The Accounting Standards Board (ASB) plans to examine and expand to the International Financial Reporting Standards (IFRS). The new system will cost an estimated 78.9 million pounds to introduce across the business community, but the ABS insists the cost will be well worth it. Critics however see the move as potentially dangerous for shareholders of major companies as it could miss major flaws since the new system will reduce the steps in auditing. Currently the IFRS is used in more than 100 countries.
The US is being pushed to adopt the IFRS over the currently used Generally Accepted Accounting Principles which is used by publicly traded companies. The US Securities and Exchange Commission stated on Friday that they will not make a decision on transitioning companies to international accounting rules until 2011.
UK critics see the new standards as a way to make work easier for accountants. They also see the system as leaving vital issues covered and less transparent as the ASB seeks to simplify the current rules. The rule book will be reduced from 2,000 pages to 400. The scope for auditing errors will also be reduced.
The system was scrutinized and debated for almost 6 years and will be expected to be fully in place by the summer of 2013. Transition costs for companies of medium to large size are expected to average 80 million pounds.
David Loweth of the ASB denied that the accounting profession had the most to gain from the changes of the new system. In an interview with The Daily Telegraph he said: “The new standards would modernise and simplify the accounting system which would provide clearer views on financial statements for the benefit of investors and company owners.”

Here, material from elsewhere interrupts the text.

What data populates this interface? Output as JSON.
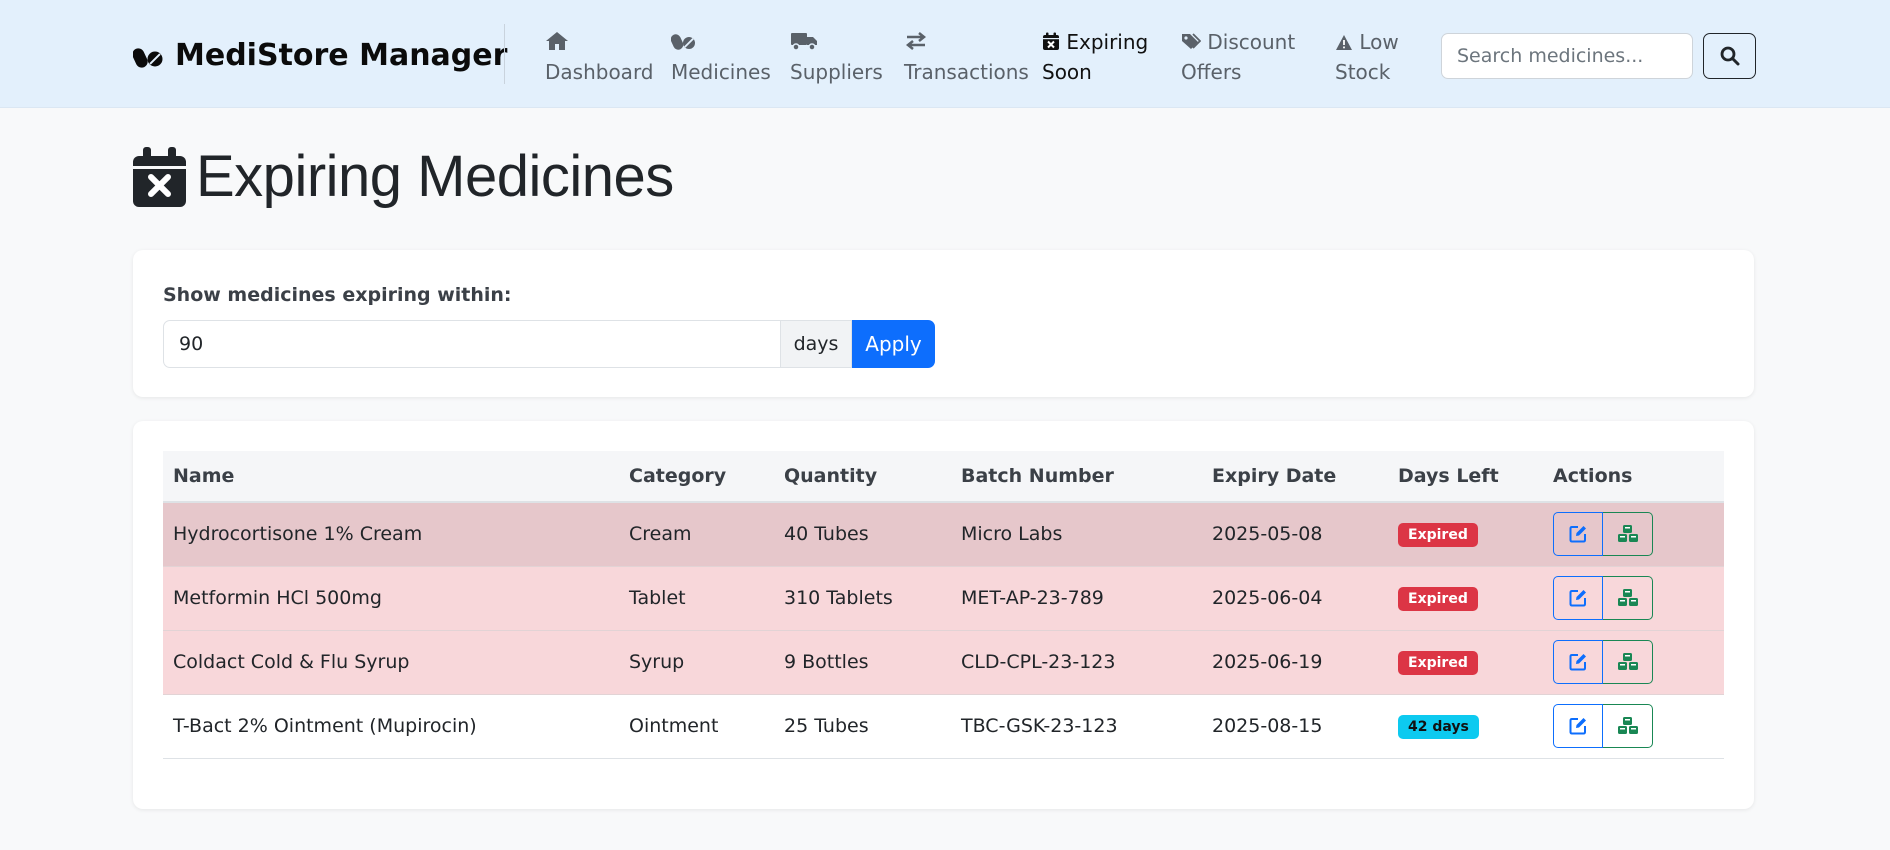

Andrew Davies, an Ernst & Young partner, said: “The jury is still out as to whether the proposed changes are an additional benefit to the users of all financial statements impacted by them.”
One critic called for a two year delay in the transition. “Changing accounting standards with a weak economy could prove an unwelcome distraction for private businesses, many of which will be focusing on strategies for survival,” said Phil Crooks, head of audit at Grant Thornton’s UK arm.